YOUR OBJECTIVE
Note each line of the entries that includes "JSON". Then copy those lines.

Dataset entries:
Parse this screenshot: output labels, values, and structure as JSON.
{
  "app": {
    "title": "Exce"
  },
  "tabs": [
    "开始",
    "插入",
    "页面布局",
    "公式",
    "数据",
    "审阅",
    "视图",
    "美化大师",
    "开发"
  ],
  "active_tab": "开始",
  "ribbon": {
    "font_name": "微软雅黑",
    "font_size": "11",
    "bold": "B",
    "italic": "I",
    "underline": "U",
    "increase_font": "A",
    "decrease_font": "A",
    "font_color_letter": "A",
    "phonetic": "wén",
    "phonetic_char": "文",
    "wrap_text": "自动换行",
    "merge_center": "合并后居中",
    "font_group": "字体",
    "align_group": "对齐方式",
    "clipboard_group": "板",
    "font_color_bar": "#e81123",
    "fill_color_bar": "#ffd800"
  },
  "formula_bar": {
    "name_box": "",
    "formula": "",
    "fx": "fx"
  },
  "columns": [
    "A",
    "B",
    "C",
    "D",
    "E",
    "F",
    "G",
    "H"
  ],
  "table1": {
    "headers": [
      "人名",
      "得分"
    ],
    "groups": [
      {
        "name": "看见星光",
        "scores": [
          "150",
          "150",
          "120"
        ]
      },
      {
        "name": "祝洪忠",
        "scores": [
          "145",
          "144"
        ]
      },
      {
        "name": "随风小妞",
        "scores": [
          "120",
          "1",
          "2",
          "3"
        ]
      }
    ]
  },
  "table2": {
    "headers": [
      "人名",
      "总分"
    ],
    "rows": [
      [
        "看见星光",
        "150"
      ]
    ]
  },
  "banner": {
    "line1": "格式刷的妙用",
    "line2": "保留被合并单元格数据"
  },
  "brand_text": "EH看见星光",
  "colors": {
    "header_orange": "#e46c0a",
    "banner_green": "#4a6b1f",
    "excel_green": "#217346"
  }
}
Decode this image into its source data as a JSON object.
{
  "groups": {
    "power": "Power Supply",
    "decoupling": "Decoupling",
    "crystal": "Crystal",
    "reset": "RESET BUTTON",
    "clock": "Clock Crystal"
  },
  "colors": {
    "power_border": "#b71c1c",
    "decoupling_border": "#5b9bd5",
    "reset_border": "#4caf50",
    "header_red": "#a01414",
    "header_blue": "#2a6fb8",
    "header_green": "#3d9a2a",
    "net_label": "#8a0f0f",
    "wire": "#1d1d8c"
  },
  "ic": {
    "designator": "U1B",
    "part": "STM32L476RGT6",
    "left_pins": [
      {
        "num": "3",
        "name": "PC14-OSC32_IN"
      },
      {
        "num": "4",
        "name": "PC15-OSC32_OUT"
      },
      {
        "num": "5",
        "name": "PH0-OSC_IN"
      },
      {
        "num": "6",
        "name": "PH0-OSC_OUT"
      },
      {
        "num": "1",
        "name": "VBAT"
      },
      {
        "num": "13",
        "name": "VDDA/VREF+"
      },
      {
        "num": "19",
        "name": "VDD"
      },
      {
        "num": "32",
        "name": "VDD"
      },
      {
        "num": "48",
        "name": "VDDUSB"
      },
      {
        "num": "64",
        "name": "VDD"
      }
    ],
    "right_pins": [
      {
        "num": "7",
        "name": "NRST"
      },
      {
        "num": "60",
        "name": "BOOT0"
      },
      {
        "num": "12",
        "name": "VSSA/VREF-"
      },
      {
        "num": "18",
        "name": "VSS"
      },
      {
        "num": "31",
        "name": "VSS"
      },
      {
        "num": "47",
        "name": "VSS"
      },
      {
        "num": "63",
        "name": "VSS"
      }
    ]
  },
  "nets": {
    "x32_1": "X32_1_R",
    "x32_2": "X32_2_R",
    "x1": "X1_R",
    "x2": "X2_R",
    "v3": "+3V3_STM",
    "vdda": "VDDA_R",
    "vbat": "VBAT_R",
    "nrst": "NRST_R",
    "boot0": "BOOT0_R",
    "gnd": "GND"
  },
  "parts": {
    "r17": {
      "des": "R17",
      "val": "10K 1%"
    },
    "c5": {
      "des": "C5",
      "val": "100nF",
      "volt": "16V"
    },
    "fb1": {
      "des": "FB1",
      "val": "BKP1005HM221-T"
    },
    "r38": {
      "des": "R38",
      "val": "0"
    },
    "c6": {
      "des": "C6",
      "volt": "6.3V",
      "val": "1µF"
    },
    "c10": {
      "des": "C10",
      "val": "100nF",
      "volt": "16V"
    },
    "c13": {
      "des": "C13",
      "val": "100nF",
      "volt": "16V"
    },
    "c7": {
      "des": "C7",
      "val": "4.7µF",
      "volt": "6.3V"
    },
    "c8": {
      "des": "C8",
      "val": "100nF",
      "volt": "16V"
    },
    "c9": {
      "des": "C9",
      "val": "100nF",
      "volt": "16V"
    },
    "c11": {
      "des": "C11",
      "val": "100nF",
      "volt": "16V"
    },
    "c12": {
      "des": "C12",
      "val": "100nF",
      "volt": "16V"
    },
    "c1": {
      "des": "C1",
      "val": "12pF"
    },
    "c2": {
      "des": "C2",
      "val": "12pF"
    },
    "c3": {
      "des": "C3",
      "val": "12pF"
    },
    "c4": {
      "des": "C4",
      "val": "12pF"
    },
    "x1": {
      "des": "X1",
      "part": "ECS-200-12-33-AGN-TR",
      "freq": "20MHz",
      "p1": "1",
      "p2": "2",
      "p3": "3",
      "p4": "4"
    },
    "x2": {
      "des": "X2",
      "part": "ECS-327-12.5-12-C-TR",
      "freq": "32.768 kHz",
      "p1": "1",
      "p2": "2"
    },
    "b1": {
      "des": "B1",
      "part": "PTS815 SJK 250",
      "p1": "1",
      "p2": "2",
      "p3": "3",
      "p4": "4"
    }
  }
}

RESULT OF THE TASK
Parse this screenshot: output labels, values, and structure as JSON.
Decode this image into its source data as a JSON object.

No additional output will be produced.